### [REQUIRED ACTION]
Give the count of lines in the entries below that contain the string "true", and only that count.

[Component data from apps and pages]
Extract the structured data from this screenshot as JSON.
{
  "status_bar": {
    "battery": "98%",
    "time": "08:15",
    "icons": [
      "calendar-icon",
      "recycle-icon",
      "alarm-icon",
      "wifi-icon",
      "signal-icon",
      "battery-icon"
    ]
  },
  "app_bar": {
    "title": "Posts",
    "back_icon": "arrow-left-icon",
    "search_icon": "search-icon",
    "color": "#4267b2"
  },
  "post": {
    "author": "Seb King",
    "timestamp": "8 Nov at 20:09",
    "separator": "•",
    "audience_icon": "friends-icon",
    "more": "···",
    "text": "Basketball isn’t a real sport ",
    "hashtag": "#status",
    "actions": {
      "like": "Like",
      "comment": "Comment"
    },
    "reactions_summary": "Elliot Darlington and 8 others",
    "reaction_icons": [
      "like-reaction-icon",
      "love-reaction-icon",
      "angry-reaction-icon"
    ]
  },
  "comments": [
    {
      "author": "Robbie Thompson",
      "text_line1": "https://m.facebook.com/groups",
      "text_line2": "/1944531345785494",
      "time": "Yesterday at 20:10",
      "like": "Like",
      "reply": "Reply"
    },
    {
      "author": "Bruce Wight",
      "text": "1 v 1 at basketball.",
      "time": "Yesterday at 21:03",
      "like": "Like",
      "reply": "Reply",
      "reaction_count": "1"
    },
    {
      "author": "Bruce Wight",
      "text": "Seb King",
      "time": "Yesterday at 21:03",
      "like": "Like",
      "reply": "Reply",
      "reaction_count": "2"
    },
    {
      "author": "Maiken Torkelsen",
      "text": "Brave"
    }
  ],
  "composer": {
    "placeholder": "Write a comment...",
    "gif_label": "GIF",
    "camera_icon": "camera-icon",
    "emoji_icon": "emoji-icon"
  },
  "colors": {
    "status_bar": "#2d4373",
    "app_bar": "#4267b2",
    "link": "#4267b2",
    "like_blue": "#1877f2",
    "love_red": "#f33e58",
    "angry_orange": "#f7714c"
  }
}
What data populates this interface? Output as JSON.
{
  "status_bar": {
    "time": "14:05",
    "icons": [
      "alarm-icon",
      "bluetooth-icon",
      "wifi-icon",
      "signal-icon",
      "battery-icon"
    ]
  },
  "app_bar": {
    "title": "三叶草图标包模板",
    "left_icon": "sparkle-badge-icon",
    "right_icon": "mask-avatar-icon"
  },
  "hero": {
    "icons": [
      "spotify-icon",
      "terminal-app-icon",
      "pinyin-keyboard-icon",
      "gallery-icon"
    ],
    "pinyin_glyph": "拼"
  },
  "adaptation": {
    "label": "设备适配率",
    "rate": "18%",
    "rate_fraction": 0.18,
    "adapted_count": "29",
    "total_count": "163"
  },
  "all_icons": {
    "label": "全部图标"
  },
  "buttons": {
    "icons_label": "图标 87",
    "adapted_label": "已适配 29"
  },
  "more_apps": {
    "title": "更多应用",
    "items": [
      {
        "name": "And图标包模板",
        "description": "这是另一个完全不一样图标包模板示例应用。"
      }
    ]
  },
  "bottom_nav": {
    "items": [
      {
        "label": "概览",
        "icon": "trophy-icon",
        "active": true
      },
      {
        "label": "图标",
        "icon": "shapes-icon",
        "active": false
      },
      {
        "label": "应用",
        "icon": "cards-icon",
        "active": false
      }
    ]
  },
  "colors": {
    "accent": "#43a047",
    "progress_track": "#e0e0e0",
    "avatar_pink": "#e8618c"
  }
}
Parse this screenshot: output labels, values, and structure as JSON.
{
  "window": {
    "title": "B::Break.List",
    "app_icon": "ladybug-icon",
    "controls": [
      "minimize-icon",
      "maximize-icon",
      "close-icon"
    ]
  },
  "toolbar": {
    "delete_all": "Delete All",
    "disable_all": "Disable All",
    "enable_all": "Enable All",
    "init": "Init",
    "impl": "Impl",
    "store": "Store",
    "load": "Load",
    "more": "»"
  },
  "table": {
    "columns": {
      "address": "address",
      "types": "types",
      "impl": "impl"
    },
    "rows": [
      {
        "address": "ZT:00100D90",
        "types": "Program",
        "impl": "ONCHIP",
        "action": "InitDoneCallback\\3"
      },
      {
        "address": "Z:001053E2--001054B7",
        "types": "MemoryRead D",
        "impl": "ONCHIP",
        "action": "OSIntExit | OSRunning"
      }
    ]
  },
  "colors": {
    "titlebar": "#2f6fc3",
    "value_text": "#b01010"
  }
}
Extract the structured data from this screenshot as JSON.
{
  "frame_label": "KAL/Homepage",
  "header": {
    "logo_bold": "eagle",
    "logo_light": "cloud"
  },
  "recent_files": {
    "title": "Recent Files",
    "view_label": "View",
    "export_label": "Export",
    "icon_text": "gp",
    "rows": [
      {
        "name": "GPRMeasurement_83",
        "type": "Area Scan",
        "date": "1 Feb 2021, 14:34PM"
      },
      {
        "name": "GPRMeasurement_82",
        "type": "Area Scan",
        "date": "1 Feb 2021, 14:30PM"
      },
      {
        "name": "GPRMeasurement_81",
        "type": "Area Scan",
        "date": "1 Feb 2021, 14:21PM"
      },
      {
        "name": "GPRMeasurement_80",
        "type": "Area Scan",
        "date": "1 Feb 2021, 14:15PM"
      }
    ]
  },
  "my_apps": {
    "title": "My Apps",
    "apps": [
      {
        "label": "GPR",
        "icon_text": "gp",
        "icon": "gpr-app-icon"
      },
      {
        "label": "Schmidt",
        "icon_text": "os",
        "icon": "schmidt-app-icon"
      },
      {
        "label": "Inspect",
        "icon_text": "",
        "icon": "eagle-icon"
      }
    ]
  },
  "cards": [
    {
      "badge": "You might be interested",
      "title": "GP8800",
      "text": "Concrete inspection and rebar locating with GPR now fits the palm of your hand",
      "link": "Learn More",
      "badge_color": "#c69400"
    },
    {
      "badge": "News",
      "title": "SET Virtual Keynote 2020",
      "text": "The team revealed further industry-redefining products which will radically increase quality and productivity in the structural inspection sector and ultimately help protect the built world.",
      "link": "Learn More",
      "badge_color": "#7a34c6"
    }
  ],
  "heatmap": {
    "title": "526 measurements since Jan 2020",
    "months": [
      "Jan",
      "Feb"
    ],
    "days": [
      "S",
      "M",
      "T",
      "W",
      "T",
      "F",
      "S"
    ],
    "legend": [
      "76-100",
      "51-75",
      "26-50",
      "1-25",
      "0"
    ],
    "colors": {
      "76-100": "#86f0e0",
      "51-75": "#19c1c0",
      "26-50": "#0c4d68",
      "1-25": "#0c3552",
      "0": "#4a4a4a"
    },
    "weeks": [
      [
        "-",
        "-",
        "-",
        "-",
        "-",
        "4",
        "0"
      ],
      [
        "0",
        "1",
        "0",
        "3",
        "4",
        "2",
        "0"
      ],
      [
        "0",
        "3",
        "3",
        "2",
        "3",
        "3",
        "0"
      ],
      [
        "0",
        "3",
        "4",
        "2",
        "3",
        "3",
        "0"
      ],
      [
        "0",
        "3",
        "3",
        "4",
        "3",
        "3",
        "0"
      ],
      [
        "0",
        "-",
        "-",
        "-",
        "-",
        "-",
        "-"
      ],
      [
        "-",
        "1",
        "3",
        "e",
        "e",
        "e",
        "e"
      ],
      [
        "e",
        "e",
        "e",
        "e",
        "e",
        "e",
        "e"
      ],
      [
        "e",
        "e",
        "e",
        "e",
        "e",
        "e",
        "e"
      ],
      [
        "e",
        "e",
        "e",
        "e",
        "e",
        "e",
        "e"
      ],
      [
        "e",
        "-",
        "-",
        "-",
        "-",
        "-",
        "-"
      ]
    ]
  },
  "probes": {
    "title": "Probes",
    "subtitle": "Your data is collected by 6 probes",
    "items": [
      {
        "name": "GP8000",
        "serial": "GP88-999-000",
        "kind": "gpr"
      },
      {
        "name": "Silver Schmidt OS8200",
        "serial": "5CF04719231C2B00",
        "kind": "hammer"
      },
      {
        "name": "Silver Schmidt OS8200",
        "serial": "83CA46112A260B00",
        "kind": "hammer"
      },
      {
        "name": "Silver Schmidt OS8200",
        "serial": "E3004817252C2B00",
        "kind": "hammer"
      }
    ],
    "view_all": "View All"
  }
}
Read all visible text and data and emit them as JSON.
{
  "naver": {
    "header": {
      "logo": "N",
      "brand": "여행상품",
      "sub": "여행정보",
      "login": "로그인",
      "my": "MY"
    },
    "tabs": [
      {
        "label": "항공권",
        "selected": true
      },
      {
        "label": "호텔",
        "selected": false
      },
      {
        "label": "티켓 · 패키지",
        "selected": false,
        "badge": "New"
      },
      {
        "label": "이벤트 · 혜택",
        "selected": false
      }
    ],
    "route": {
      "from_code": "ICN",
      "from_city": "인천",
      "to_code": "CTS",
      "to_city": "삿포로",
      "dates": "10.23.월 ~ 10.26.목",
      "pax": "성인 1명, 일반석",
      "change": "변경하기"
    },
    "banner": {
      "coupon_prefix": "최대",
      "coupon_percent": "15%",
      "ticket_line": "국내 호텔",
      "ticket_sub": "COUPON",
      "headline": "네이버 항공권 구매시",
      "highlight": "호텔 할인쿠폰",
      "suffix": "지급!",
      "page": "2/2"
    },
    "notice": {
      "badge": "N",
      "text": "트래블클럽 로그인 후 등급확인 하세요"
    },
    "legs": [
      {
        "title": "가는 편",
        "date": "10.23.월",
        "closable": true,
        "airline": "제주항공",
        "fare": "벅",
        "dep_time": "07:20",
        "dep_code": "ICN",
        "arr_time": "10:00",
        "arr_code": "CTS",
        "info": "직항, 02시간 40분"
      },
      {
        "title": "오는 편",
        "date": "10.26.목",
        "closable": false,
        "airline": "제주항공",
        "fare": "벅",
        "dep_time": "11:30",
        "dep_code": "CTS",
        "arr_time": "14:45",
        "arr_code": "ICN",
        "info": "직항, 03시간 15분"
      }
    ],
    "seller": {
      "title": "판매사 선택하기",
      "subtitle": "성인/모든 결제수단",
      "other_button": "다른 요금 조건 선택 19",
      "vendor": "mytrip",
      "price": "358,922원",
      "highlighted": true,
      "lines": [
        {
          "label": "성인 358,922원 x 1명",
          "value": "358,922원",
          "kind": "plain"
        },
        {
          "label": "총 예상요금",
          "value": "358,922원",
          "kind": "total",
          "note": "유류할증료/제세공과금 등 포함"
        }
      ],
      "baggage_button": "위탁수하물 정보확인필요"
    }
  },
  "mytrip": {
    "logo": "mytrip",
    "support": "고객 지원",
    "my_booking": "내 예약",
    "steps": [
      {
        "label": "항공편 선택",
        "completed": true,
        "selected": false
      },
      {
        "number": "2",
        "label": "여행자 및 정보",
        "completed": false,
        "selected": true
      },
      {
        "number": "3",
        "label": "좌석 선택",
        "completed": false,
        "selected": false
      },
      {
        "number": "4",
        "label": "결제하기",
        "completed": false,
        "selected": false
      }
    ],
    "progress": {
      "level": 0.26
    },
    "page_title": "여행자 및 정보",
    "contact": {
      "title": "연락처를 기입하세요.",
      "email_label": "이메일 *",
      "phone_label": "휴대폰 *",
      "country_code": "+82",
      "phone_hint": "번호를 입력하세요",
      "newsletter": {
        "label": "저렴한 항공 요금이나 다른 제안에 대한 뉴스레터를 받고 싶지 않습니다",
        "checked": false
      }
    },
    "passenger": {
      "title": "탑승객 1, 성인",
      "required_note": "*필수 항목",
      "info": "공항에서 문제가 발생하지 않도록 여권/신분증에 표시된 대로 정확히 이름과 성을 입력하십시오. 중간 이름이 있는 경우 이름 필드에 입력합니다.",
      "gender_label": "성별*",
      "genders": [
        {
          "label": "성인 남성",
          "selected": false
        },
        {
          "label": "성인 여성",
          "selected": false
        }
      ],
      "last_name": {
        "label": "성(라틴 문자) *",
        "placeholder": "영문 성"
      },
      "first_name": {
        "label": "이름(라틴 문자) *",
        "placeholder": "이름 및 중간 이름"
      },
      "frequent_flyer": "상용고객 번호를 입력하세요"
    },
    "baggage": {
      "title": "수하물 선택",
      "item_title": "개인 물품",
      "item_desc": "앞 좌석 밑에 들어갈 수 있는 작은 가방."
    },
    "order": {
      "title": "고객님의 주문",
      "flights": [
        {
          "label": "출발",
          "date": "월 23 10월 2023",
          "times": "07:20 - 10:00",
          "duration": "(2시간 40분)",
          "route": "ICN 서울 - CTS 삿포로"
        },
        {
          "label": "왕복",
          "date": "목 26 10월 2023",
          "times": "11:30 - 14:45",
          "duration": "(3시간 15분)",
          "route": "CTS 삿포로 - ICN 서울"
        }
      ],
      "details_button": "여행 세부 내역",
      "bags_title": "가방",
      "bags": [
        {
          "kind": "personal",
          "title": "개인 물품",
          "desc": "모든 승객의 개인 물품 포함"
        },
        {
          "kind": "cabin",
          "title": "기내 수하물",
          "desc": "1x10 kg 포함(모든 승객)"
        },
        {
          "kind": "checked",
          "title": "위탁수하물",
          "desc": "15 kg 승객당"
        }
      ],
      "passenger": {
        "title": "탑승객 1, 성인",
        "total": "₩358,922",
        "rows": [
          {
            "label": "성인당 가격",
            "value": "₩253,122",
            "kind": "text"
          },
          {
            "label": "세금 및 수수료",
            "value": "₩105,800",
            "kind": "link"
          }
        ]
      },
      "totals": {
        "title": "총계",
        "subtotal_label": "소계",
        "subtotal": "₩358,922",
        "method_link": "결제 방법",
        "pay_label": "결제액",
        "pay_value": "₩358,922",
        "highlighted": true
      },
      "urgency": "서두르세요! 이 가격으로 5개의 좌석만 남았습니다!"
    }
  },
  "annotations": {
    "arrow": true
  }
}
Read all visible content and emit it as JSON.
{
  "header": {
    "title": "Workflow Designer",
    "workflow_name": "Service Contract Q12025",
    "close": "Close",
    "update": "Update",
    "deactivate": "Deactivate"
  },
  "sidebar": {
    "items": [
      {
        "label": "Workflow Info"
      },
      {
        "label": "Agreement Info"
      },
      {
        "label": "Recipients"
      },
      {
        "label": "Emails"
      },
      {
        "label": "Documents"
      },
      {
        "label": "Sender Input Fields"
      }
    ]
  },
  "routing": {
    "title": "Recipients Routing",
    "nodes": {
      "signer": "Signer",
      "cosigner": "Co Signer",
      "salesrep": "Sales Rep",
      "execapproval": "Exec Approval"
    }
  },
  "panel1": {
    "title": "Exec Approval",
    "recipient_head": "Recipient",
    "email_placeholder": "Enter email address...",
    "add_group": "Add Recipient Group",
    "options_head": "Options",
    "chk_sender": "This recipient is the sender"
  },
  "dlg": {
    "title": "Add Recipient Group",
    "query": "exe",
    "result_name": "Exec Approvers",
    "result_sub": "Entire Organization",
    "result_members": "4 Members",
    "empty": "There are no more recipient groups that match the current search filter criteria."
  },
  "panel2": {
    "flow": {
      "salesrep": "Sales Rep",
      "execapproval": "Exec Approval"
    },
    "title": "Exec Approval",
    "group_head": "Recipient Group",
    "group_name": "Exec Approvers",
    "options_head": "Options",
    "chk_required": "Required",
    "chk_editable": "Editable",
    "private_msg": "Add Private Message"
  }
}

### [EXERCISE RESPONSE]
8